When should you buy a Christmas Tree?

Oy, Tannenbaum!

Christmas tree growers warned that holiday tree prices could increase 5 to 10 percent this season, thanks to a shortage of some popular evergreens. The National Christmas Tree Association, which represents more than 700 farms, encourages consumers to shop early if they prefer a specific type of tree.

"There is a touch of an undersupply" that might raise prices or bring shortages toward the end of the Christmas season, Doug Hundley, a spokesman for the association, told Newsweek.  "If you're a last-minute shopper, your particular retailer may sell out a week early this year, depending on where you're shopping."

He recommends shopping between November 25 and December 1 to optimize selection and avoid last-minute price hikes.

This year's mini-crisis is the result of a simple problem in the Christmas tree market: The trees are grown in nursery plantations and take between seven and 10 years to reach full size, so growers must anticipate the demand for Christmas trees nearly a decade in advance. The last major crisis in the tree market came in the 1980s, when farmers had a surplus of trees, which caused prices to drop and excess trees to be lowered to $5 in some places. In an effort to balance the overstock, growers planted fewer Christmas trees the next year.

A similar version of the balancing act is happening now, Hundley told Newsweek.

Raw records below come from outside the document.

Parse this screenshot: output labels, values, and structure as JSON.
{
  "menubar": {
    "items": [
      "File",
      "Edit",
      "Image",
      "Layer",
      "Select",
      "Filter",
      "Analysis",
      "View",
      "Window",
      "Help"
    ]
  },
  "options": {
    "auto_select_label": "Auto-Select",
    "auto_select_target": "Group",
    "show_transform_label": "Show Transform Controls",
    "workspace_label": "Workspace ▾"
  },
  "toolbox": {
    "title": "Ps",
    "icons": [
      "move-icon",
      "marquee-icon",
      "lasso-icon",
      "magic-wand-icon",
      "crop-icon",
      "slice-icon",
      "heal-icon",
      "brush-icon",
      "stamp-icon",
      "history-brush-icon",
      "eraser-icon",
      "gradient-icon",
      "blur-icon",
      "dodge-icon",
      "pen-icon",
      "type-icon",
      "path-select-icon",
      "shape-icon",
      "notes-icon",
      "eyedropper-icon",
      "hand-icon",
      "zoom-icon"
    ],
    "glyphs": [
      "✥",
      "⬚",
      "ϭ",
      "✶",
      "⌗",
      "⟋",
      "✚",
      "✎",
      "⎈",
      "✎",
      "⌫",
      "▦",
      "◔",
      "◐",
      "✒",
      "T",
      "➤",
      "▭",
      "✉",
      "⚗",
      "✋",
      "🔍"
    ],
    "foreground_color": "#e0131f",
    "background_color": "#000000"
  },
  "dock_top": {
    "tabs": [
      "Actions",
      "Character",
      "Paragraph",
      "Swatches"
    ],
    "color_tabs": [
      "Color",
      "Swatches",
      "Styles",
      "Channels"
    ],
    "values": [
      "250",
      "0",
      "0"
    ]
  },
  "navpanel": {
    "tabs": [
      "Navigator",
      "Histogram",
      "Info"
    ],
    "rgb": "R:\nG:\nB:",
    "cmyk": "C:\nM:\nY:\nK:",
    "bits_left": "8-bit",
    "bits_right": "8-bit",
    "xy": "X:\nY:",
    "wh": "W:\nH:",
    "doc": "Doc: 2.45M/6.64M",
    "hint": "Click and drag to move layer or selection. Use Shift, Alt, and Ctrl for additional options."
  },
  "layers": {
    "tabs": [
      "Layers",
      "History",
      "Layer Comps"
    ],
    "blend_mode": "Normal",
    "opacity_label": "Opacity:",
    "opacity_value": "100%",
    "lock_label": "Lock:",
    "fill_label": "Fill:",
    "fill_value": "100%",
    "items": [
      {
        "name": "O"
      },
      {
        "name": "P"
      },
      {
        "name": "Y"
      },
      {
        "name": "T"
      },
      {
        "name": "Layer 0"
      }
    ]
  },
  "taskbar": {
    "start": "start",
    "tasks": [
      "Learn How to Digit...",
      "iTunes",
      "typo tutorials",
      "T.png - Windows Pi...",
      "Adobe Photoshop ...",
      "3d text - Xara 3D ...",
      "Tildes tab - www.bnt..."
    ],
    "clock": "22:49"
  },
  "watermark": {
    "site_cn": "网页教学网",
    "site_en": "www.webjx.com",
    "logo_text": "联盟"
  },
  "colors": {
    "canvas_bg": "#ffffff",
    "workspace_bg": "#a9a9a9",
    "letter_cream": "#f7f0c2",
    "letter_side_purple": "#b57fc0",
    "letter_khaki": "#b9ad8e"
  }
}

"We do have confidence people will be able to find a real tree, but they should shop early," Hundley said. "I wouldn't be scared to buy one before Thanksgiving."

Of course, even in times of scarcity there's a limit to how high Christmas tree vendors will raise their prices. If prices go too high, tree buyers may seek solace-and a permanent solution to supply-and-demand issues-with an artificial Christmas tree. Studies indicate that fake tree buyers keep the plastic icons for close to seven years, cutting into the market for the estimated 25 to 30 million real spruces, firs and pines sold every year.

"It's a tight supply, and the markets move together," Mark Arkills, a production manager for Holiday Tree Farms in Oregon, told Newsweek. "If we push retail prices too high, we risk pushing someone to a fake tree. That's something we have to be sensitive to."

The top-ranking states for Christmas tree production are Oregon, Washington, North Carolina and Michigan, said Arkills, who has been in the business for 30 years The tree supply is tight in those large markets; small states have a smaller but steadier supply. Top exporters will be at a "low level of production" for another three to five years.

Don't worry about buying too early, Hundley said. The trees can last between four and six weeks if properly cared for, meaning buyers should immediately get the tree into a strong stand and not let it dry out during the holiday season. 

"All trees look really good once they are decorated," Hundley said. "You don't have to buy the best tree to get it to look good. That Charlie Brown tree is a winner, too."

View artcile and video on Newsweek.com 

Written by Linley Sanders. 


Monday, November 6, 2017